### SOURCE MATERIAL
______

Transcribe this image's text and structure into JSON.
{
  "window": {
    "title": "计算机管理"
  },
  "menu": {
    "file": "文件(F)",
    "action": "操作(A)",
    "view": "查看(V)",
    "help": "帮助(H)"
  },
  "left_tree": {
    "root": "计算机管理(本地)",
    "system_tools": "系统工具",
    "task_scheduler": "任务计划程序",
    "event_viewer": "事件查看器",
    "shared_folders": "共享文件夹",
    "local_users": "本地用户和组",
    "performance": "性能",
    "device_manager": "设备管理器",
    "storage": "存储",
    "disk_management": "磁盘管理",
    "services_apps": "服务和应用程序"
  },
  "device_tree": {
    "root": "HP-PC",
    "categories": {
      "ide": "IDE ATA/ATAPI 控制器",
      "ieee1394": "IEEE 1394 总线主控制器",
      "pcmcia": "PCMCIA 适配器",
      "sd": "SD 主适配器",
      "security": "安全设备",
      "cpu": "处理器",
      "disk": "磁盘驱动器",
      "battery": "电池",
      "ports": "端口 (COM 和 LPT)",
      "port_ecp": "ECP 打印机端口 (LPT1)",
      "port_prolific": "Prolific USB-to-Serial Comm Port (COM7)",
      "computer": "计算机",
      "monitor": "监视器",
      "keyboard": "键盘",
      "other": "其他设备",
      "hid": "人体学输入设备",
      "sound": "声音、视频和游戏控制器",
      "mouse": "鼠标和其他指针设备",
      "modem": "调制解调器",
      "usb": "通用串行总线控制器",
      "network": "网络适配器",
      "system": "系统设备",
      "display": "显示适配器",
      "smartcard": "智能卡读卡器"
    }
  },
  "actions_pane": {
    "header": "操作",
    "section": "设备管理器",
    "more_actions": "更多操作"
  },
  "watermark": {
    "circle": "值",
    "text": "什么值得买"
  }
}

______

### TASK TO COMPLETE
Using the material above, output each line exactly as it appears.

### ANSWER
Transcribe this image's text and structure into JSON.
{
  "window": {
    "title": "计算机管理"
  },
  "menu": {
    "file": "文件(F)",
    "action": "操作(A)",
    "view": "查看(V)",
    "help": "帮助(H)"
  },
  "left_tree": {
    "root": "计算机管理(本地)",
    "system_tools": "系统工具",
    "task_scheduler": "任务计划程序",
    "event_viewer": "事件查看器",
    "shared_folders": "共享文件夹",
    "local_users": "本地用户和组",
    "performance": "性能",
    "device_manager": "设备管理器",
    "storage": "存储",
    "disk_management": "磁盘管理",
    "services_apps": "服务和应用程序"
  },
  "device_tree": {
    "root": "HP-PC",
    "categories": {
      "ide": "IDE ATA/ATAPI 控制器",
      "ieee1394": "IEEE 1394 总线主控制器",
      "pcmcia": "PCMCIA 适配器",
      "sd": "SD 主适配器",
      "security": "安全设备",
      "cpu": "处理器",
      "disk": "磁盘驱动器",
      "battery": "电池",
      "ports": "端口 (COM 和 LPT)",
      "port_ecp": "ECP 打印机端口 (LPT1)",
      "port_prolific": "Prolific USB-to-Serial Comm Port (COM7)",
      "computer": "计算机",
      "monitor": "监视器",
      "keyboard": "键盘",
      "other": "其他设备",
      "hid": "人体学输入设备",
      "sound": "声音、视频和游戏控制器",
      "mouse": "鼠标和其他指针设备",
      "modem": "调制解调器",
      "usb": "通用串行总线控制器",
      "network": "网络适配器",
      "system": "系统设备",
      "display": "显示适配器",
      "smartcard": "智能卡读卡器"
    }
  },
  "actions_pane": {
    "header": "操作",
    "section": "设备管理器",
    "more_actions": "更多操作"
  },
  "watermark": {
    "circle": "值",
    "text": "什么值得买"
  }
}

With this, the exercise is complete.